_Provided records_.
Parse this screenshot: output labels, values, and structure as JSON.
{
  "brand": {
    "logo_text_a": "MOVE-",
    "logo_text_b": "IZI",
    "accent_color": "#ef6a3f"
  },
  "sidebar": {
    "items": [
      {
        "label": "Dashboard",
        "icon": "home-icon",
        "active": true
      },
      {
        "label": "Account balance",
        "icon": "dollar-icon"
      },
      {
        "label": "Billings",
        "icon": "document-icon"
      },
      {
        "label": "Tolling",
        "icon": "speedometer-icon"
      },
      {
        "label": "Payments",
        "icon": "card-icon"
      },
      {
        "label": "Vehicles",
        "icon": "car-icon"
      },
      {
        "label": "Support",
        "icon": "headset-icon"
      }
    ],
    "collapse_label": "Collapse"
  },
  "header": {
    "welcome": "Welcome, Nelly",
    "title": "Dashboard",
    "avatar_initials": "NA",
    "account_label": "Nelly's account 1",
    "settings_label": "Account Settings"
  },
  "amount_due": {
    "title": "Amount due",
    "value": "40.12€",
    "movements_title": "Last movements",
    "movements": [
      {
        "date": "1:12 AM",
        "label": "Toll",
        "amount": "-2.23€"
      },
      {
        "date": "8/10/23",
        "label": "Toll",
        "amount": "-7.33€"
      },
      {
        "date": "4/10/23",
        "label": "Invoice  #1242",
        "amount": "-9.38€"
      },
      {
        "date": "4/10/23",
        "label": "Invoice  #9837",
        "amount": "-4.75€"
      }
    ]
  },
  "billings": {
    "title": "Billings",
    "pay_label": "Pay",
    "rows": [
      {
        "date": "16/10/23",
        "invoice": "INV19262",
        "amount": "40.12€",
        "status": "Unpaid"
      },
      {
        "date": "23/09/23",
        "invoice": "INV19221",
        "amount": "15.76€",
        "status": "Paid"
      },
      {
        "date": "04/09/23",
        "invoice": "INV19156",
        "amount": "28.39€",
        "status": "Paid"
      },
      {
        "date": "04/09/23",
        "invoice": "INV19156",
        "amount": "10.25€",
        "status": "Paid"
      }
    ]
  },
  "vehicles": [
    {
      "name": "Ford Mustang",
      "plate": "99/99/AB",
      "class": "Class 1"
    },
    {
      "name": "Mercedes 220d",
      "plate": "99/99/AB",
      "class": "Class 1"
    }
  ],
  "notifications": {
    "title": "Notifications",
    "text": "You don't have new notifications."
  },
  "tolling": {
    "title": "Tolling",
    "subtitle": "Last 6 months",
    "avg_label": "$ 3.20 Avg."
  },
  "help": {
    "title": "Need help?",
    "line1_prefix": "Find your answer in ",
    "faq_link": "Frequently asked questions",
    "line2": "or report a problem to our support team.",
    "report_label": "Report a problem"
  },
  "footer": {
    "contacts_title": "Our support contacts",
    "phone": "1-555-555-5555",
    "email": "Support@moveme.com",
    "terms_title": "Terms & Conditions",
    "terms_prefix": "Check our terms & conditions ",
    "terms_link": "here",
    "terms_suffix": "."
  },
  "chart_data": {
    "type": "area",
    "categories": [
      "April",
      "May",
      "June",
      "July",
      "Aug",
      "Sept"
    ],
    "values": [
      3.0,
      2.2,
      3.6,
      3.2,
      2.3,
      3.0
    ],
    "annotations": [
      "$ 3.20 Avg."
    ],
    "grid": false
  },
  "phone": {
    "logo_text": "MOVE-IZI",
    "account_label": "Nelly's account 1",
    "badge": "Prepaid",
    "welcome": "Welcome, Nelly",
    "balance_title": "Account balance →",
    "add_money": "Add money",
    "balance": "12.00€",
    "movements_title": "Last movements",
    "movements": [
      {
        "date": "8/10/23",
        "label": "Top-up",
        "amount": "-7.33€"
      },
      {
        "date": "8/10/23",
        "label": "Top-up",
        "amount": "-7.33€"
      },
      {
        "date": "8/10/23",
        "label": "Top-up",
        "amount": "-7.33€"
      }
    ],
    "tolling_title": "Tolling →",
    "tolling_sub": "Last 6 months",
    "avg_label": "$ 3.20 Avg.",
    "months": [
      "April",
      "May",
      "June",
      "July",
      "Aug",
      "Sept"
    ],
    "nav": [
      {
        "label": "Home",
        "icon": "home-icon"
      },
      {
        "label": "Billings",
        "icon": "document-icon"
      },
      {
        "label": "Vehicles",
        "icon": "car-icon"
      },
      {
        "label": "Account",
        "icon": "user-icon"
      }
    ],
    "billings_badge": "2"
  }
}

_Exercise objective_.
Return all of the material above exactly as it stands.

_Result of this exercise_.
Parse this screenshot: output labels, values, and structure as JSON.
{
  "brand": {
    "logo_text_a": "MOVE-",
    "logo_text_b": "IZI",
    "accent_color": "#ef6a3f"
  },
  "sidebar": {
    "items": [
      {
        "label": "Dashboard",
        "icon": "home-icon",
        "active": true
      },
      {
        "label": "Account balance",
        "icon": "dollar-icon"
      },
      {
        "label": "Billings",
        "icon": "document-icon"
      },
      {
        "label": "Tolling",
        "icon": "speedometer-icon"
      },
      {
        "label": "Payments",
        "icon": "card-icon"
      },
      {
        "label": "Vehicles",
        "icon": "car-icon"
      },
      {
        "label": "Support",
        "icon": "headset-icon"
      }
    ],
    "collapse_label": "Collapse"
  },
  "header": {
    "welcome": "Welcome, Nelly",
    "title": "Dashboard",
    "avatar_initials": "NA",
    "account_label": "Nelly's account 1",
    "settings_label": "Account Settings"
  },
  "amount_due": {
    "title": "Amount due",
    "value": "40.12€",
    "movements_title": "Last movements",
    "movements": [
      {
        "date": "1:12 AM",
        "label": "Toll",
        "amount": "-2.23€"
      },
      {
        "date": "8/10/23",
        "label": "Toll",
        "amount": "-7.33€"
      },
      {
        "date": "4/10/23",
        "label": "Invoice  #1242",
        "amount": "-9.38€"
      },
      {
        "date": "4/10/23",
        "label": "Invoice  #9837",
        "amount": "-4.75€"
      }
    ]
  },
  "billings": {
    "title": "Billings",
    "pay_label": "Pay",
    "rows": [
      {
        "date": "16/10/23",
        "invoice": "INV19262",
        "amount": "40.12€",
        "status": "Unpaid"
      },
      {
        "date": "23/09/23",
        "invoice": "INV19221",
        "amount": "15.76€",
        "status": "Paid"
      },
      {
        "date": "04/09/23",
        "invoice": "INV19156",
        "amount": "28.39€",
        "status": "Paid"
      },
      {
        "date": "04/09/23",
        "invoice": "INV19156",
        "amount": "10.25€",
        "status": "Paid"
      }
    ]
  },
  "vehicles": [
    {
      "name": "Ford Mustang",
      "plate": "99/99/AB",
      "class": "Class 1"
    },
    {
      "name": "Mercedes 220d",
      "plate": "99/99/AB",
      "class": "Class 1"
    }
  ],
  "notifications": {
    "title": "Notifications",
    "text": "You don't have new notifications."
  },
  "tolling": {
    "title": "Tolling",
    "subtitle": "Last 6 months",
    "avg_label": "$ 3.20 Avg."
  },
  "help": {
    "title": "Need help?",
    "line1_prefix": "Find your answer in ",
    "faq_link": "Frequently asked questions",
    "line2": "or report a problem to our support team.",
    "report_label": "Report a problem"
  },
  "footer": {
    "contacts_title": "Our support contacts",
    "phone": "1-555-555-5555",
    "email": "Support@moveme.com",
    "terms_title": "Terms & Conditions",
    "terms_prefix": "Check our terms & conditions ",
    "terms_link": "here",
    "terms_suffix": "."
  },
  "chart_data": {
    "type": "area",
    "categories": [
      "April",
      "May",
      "June",
      "July",
      "Aug",
      "Sept"
    ],
    "values": [
      3.0,
      2.2,
      3.6,
      3.2,
      2.3,
      3.0
    ],
    "annotations": [
      "$ 3.20 Avg."
    ],
    "grid": false
  },
  "phone": {
    "logo_text": "MOVE-IZI",
    "account_label": "Nelly's account 1",
    "badge": "Prepaid",
    "welcome": "Welcome, Nelly",
    "balance_title": "Account balance →",
    "add_money": "Add money",
    "balance": "12.00€",
    "movements_title": "Last movements",
    "movements": [
      {
        "date": "8/10/23",
        "label": "Top-up",
        "amount": "-7.33€"
      },
      {
        "date": "8/10/23",
        "label": "Top-up",
        "amount": "-7.33€"
      },
      {
        "date": "8/10/23",
        "label": "Top-up",
        "amount": "-7.33€"
      }
    ],
    "tolling_title": "Tolling →",
    "tolling_sub": "Last 6 months",
    "avg_label": "$ 3.20 Avg.",
    "months": [
      "April",
      "May",
      "June",
      "July",
      "Aug",
      "Sept"
    ],
    "nav": [
      {
        "label": "Home",
        "icon": "home-icon"
      },
      {
        "label": "Billings",
        "icon": "document-icon"
      },
      {
        "label": "Vehicles",
        "icon": "car-icon"
      },
      {
        "label": "Account",
        "icon": "user-icon"
      }
    ],
    "billings_badge": "2"
  }
}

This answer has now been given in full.